## Work item
Within these entries, which lines include the string "data"? Copy each one.

## Extracted material
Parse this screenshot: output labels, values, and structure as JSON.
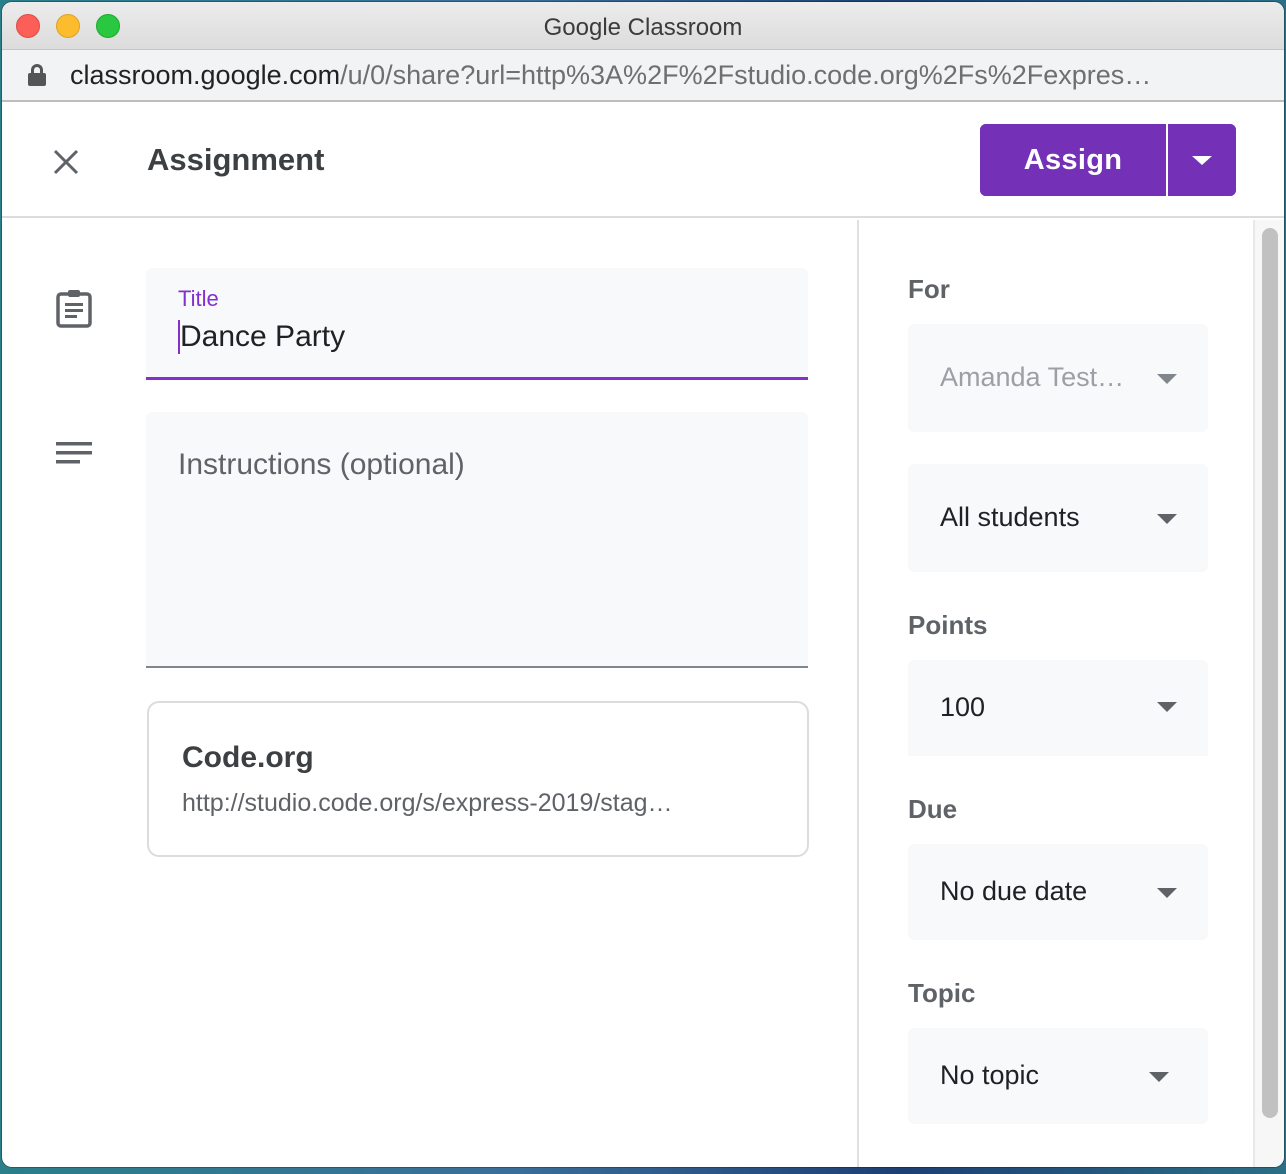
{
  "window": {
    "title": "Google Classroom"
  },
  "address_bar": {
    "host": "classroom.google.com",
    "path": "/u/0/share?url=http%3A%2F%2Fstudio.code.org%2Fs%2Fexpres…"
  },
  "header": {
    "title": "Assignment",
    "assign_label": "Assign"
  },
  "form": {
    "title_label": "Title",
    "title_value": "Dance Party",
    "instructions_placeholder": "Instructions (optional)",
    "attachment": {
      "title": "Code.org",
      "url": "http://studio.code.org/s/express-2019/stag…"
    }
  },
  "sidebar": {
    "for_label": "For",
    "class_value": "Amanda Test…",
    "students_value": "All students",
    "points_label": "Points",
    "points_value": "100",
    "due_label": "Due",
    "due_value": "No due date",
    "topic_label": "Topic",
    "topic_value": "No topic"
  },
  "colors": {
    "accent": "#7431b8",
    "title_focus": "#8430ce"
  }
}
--
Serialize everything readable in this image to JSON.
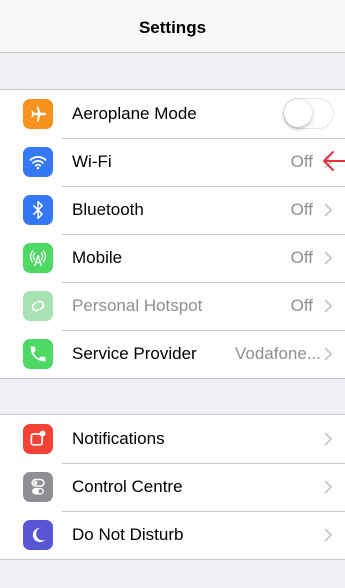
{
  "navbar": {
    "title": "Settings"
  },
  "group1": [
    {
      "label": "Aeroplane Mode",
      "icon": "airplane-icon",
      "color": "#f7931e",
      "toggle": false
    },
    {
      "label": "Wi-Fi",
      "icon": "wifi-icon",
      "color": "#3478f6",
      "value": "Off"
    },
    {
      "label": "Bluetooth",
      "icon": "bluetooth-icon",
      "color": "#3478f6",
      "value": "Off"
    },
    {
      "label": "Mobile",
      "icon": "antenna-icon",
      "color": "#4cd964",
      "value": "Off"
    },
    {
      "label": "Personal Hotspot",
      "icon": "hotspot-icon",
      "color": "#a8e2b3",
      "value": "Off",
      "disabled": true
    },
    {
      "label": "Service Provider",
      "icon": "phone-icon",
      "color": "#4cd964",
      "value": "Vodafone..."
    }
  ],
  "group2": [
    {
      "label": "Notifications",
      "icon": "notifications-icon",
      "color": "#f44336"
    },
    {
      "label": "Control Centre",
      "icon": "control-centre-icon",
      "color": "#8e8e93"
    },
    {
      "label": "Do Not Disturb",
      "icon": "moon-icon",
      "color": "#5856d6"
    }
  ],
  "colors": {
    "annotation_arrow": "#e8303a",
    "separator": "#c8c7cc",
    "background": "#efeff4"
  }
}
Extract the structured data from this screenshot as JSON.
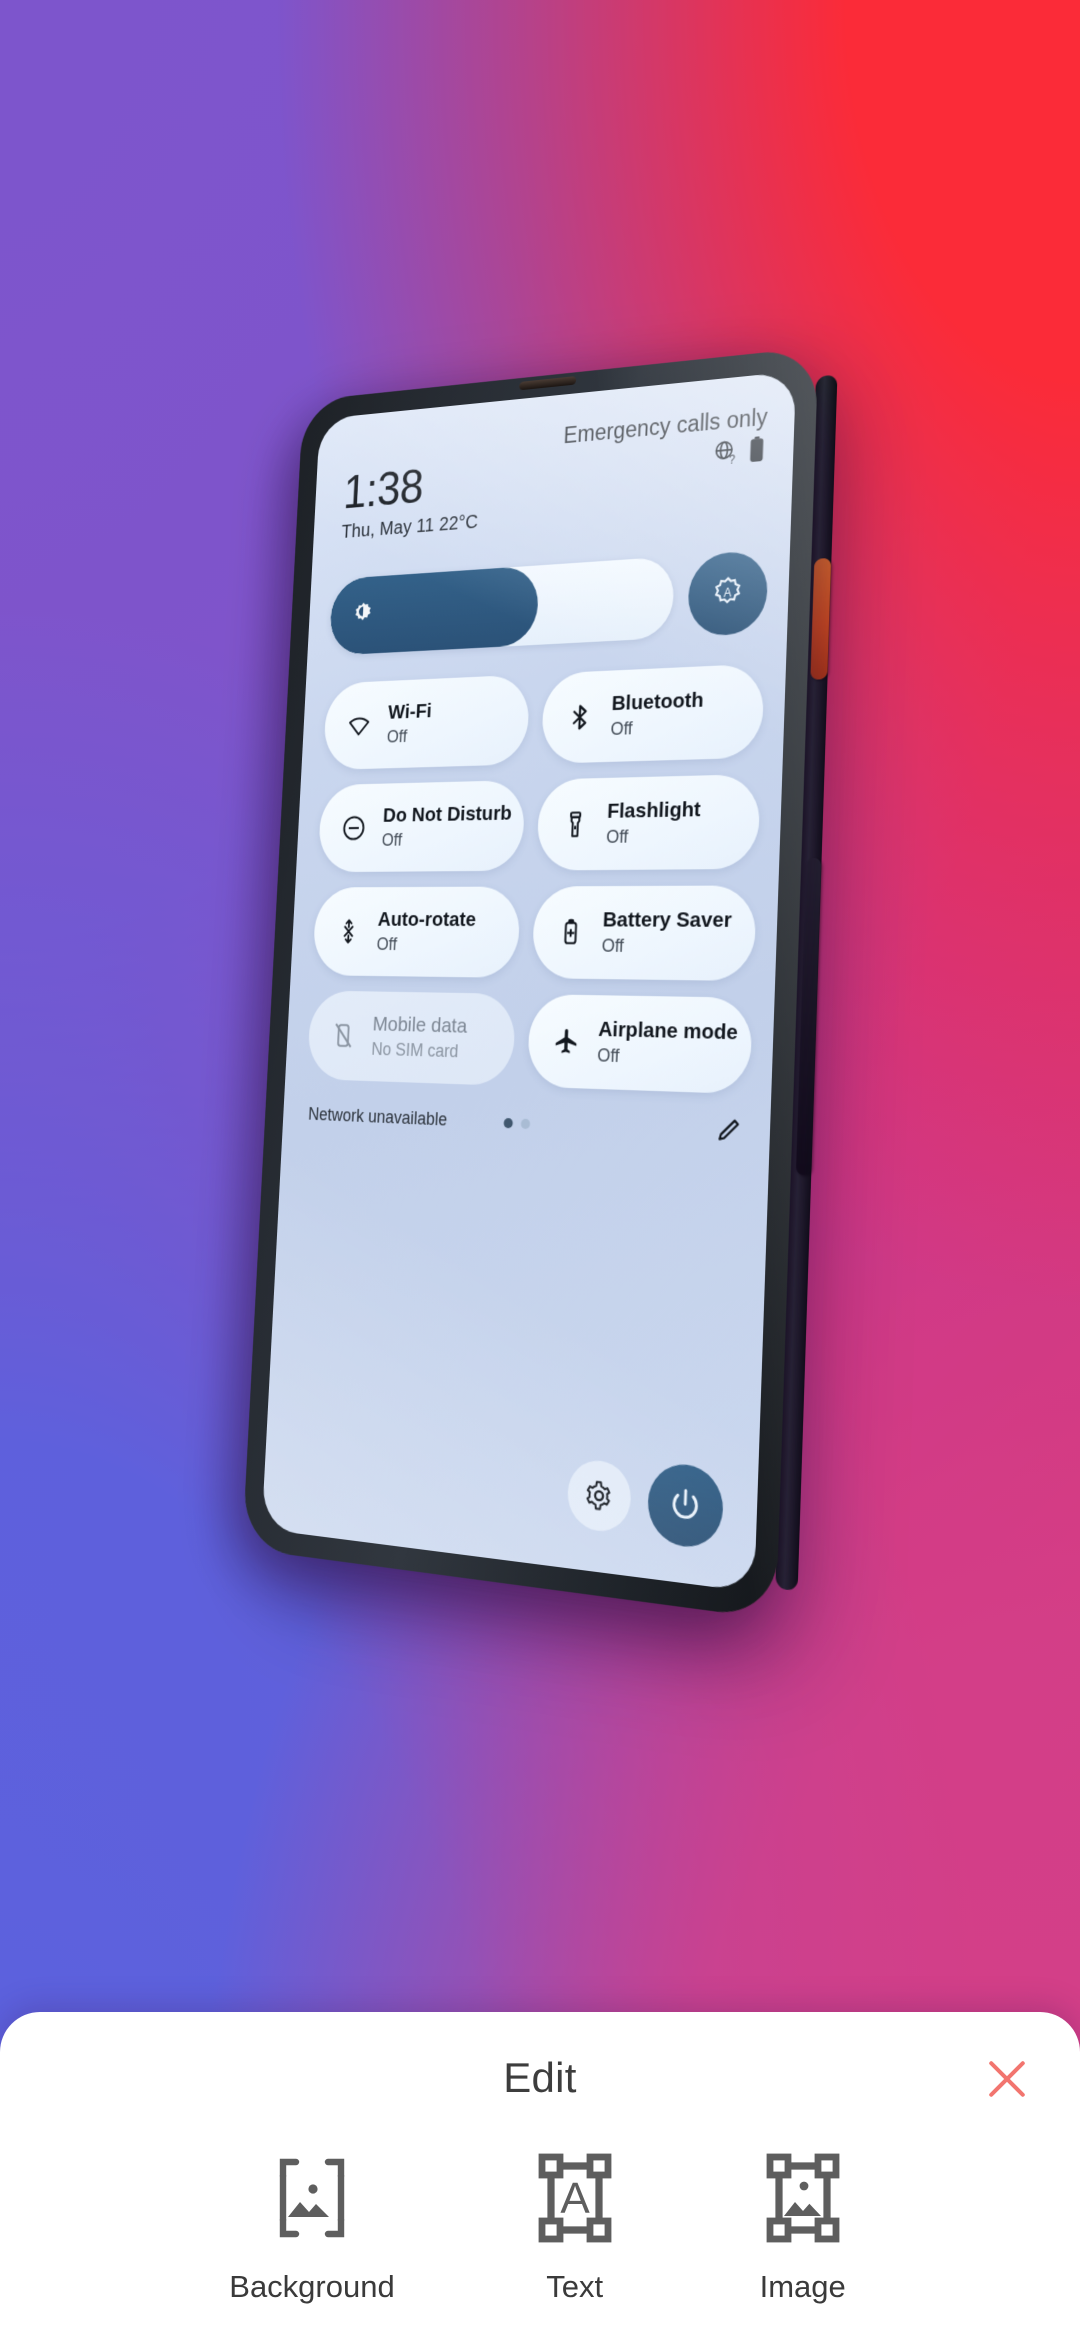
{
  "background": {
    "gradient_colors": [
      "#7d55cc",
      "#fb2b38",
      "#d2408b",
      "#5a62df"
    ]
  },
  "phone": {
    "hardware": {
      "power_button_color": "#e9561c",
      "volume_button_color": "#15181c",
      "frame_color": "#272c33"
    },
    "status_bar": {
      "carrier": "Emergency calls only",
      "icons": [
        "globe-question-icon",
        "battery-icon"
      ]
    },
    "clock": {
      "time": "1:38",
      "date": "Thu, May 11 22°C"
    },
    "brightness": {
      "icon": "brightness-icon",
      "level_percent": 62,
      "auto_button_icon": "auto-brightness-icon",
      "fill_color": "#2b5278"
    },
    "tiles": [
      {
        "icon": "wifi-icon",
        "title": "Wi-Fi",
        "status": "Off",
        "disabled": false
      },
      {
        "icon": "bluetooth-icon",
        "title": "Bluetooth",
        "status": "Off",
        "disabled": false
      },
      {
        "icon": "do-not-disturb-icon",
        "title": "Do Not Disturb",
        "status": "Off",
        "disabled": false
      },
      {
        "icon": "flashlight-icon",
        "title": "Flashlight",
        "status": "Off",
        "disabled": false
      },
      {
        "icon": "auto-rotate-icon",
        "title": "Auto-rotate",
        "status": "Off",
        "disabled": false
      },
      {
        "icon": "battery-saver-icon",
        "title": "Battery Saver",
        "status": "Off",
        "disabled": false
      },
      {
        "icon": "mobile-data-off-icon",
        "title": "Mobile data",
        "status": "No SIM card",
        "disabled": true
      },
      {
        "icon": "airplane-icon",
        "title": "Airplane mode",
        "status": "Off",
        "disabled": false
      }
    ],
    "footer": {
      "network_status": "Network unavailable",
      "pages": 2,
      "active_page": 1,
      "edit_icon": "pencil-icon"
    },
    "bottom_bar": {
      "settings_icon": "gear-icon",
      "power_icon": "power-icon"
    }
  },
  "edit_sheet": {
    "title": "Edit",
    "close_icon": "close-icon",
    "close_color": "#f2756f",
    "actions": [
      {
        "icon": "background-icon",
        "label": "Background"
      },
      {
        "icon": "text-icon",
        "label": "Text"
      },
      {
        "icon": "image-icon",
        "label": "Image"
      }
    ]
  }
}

## Result of the task
Extract the structured data from this screenshot as JSON.
        "icon": "mobile-data-off-icon",
        "title": "Mobile data",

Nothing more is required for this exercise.